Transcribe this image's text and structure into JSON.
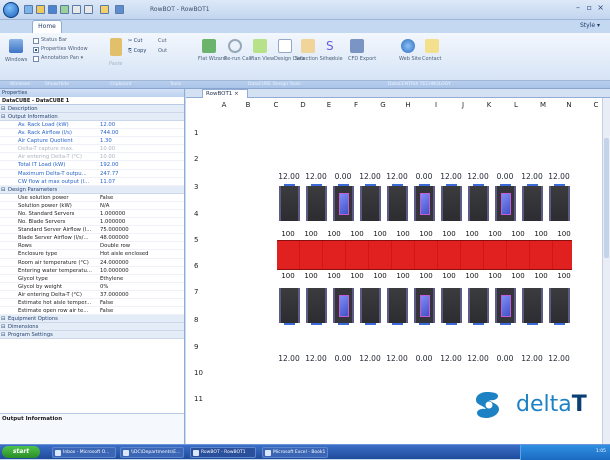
{
  "titlebar": {
    "title": "RowBOT - RowBOT1",
    "style_label": "Style ▾"
  },
  "ribbon": {
    "home_tab": "Home",
    "windows": {
      "label": "Windows",
      "status_bar": "Status Bar",
      "properties_window": "Properties Window",
      "annotation_pan": "Annotation Pan ▾"
    },
    "clipboard": {
      "paste": "Paste",
      "cut": "Cut",
      "copy": "Copy",
      "cut_short": "Cut",
      "paste_short": "Out"
    },
    "tools": [
      {
        "label": "Flat\nWizard"
      },
      {
        "label": "Re-run\nCalc"
      },
      {
        "label": "Plan\nView"
      },
      {
        "label": "Design\nData"
      },
      {
        "label": "Selection\nSchedule"
      },
      {
        "label": "Project"
      },
      {
        "label": "CFD\nExport"
      }
    ],
    "web": {
      "label": "Web\nSite"
    },
    "contact": {
      "label": "Contact"
    },
    "groups": [
      "Windows",
      "Show/Hide",
      "Clipboard",
      "Tools",
      "DataCUBE Design Tools",
      "DataCENTRIX TECHNOLOGY"
    ]
  },
  "left": {
    "header": "Properties",
    "object": "DataCUBE - DataCUBE 1",
    "description_section": "Description",
    "output_section": "Output Information",
    "output_rows": [
      {
        "k": "Av. Rack Load (kW)",
        "v": "12.00",
        "c": "blue"
      },
      {
        "k": "Av. Rack Airflow (l/s)",
        "v": "744.00",
        "c": "blue"
      },
      {
        "k": "Air Capture Quotient",
        "v": "1.30",
        "c": "blue"
      },
      {
        "k": "Delta-T capture max.",
        "v": "10.00",
        "c": "gray"
      },
      {
        "k": "Air entering Delta-T (°C)",
        "v": "10.00",
        "c": "gray"
      },
      {
        "k": "Total IT Load (kW)",
        "v": "192.00",
        "c": "blue"
      },
      {
        "k": "Maximum Delta-T outpu...",
        "v": "247.77",
        "c": "blue"
      },
      {
        "k": "CW flow at max output (l...",
        "v": "11.07",
        "c": "blue"
      }
    ],
    "design_section": "Design Parameters",
    "design_rows": [
      {
        "k": "Use solution power",
        "v": "False"
      },
      {
        "k": "Solution power (kW)",
        "v": "N/A"
      },
      {
        "k": "No. Standard Servers",
        "v": "1.000000"
      },
      {
        "k": "No. Blade Servers",
        "v": "1.000000"
      },
      {
        "k": "Standard Server Airflow (l...",
        "v": "75.000000"
      },
      {
        "k": "Blade Server Airflow (l/s/...",
        "v": "48.000000"
      },
      {
        "k": "Rows",
        "v": "Double row"
      },
      {
        "k": "Enclosure type",
        "v": "Hot aisle enclosed"
      },
      {
        "k": "Room air temperature (°C)",
        "v": "24.000000"
      },
      {
        "k": "Entering water temperatu...",
        "v": "10.000000"
      },
      {
        "k": "Glycol type",
        "v": "Ethylene"
      },
      {
        "k": "Glycol by weight",
        "v": "0%"
      },
      {
        "k": "Air entering Delta-T (°C)",
        "v": "37.000000"
      },
      {
        "k": "Estimate hot aisle temper...",
        "v": "False"
      },
      {
        "k": "Estimate open row air te...",
        "v": "False"
      }
    ],
    "equipment_section": "Equipment Options",
    "dimensions_section": "Dimensions",
    "program_section": "Program Settings",
    "footer": "Output Information"
  },
  "main": {
    "doc_tab": "RowBOT1",
    "doc_tab_close": "×",
    "columns": [
      "A",
      "B",
      "C",
      "D",
      "E",
      "F",
      "G",
      "H",
      "I",
      "J",
      "K",
      "L",
      "M",
      "N",
      "C"
    ],
    "rows": [
      "1",
      "2",
      "3",
      "4",
      "5",
      "6",
      "7",
      "8",
      "9",
      "10",
      "11"
    ],
    "top_values": [
      "12.00",
      "12.00",
      "0.00",
      "12.00",
      "12.00",
      "0.00",
      "12.00",
      "12.00",
      "0.00",
      "12.00",
      "12.00"
    ],
    "bottom_values": [
      "12.00",
      "12.00",
      "0.00",
      "12.00",
      "12.00",
      "0.00",
      "12.00",
      "12.00",
      "0.00",
      "12.00",
      "12.00"
    ],
    "airflow_top": [
      "100",
      "100",
      "100",
      "100",
      "100",
      "100",
      "100",
      "100",
      "100",
      "100",
      "100",
      "100",
      "100"
    ],
    "airflow_bottom": [
      "100",
      "100",
      "100",
      "100",
      "100",
      "100",
      "100",
      "100",
      "100",
      "100",
      "100",
      "100",
      "100"
    ]
  },
  "logo": {
    "text": "delta",
    "accent": "T"
  },
  "taskbar": {
    "start": "start",
    "items": [
      "Inbox - Microsoft O...",
      "\\\\DC\\Departments\\E...",
      "RowBOT - RowBOT1",
      "Microsoft Excel - Book1"
    ],
    "clock": "1:05"
  },
  "colors": {
    "accent": "#1d82c3",
    "aisle": "#e12020",
    "cooler": "#5a63e6"
  }
}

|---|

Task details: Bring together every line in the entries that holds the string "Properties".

Task answer:
      "properties_window": "Properties Window",
    "header": "Properties",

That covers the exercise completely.